# Task prompt
Read the records beneath this task and copy every line that contains the string "emphasis".
[[ Provided information open ]]
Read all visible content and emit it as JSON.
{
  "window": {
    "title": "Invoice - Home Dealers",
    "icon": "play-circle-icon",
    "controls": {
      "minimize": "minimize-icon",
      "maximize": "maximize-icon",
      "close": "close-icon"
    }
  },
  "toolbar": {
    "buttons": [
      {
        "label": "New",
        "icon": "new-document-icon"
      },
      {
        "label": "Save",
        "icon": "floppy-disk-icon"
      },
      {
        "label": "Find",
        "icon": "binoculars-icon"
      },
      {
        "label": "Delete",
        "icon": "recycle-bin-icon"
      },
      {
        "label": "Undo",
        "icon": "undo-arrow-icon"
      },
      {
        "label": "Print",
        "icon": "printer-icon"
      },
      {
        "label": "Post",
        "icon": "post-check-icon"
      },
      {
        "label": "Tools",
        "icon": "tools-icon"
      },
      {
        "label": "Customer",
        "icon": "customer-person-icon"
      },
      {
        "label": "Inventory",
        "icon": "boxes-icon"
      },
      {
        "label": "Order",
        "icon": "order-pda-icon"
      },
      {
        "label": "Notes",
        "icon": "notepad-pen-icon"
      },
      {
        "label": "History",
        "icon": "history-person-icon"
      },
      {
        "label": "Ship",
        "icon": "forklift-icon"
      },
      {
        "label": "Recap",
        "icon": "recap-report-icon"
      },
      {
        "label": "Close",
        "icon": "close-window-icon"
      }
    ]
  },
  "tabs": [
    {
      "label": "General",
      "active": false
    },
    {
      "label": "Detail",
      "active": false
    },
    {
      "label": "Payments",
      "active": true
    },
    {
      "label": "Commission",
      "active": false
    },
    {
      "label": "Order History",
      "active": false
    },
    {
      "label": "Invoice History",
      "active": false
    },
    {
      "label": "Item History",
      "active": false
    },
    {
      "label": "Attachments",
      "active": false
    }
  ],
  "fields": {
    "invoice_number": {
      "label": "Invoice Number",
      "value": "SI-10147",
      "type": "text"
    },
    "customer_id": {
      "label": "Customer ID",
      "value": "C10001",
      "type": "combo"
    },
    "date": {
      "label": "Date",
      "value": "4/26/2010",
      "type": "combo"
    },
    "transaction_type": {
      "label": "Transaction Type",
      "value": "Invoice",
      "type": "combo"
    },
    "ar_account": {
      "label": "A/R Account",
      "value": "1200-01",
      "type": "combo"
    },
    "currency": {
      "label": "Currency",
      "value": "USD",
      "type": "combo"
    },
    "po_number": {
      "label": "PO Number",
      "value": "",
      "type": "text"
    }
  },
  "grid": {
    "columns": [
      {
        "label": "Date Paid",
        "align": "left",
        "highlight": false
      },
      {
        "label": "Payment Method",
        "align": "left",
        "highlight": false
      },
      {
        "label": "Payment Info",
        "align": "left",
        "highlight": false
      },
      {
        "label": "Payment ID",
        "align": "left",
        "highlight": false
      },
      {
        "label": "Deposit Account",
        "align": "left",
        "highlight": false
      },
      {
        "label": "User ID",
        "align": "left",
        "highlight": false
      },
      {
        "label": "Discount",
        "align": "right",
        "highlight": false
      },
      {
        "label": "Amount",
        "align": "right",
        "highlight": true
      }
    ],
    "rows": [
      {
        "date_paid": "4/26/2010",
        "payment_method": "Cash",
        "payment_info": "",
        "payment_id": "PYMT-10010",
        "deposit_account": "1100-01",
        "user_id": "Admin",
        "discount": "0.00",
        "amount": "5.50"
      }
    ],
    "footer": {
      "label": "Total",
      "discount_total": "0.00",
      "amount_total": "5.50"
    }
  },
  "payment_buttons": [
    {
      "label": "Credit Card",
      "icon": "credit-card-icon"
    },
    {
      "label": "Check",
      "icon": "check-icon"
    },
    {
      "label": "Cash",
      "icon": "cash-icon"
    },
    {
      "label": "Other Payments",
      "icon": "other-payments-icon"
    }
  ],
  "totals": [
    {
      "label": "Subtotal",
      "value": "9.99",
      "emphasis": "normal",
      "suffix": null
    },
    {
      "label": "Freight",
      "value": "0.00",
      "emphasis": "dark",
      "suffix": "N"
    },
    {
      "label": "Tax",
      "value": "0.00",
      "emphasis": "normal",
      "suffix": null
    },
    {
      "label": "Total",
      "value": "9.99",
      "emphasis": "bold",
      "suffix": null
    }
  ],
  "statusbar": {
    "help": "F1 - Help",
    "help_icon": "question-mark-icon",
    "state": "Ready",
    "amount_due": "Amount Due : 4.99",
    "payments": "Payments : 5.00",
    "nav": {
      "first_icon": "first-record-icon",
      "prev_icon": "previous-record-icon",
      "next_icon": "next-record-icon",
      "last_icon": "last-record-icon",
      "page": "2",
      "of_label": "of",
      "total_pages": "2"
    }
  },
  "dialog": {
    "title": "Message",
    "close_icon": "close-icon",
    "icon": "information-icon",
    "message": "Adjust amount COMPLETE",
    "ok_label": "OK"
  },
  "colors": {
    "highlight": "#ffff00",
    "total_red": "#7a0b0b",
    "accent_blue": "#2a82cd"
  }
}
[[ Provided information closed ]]
# Problem solution
      "emphasis": "normal",
      "emphasis": "dark",
      "emphasis": "normal",
      "emphasis": "bold",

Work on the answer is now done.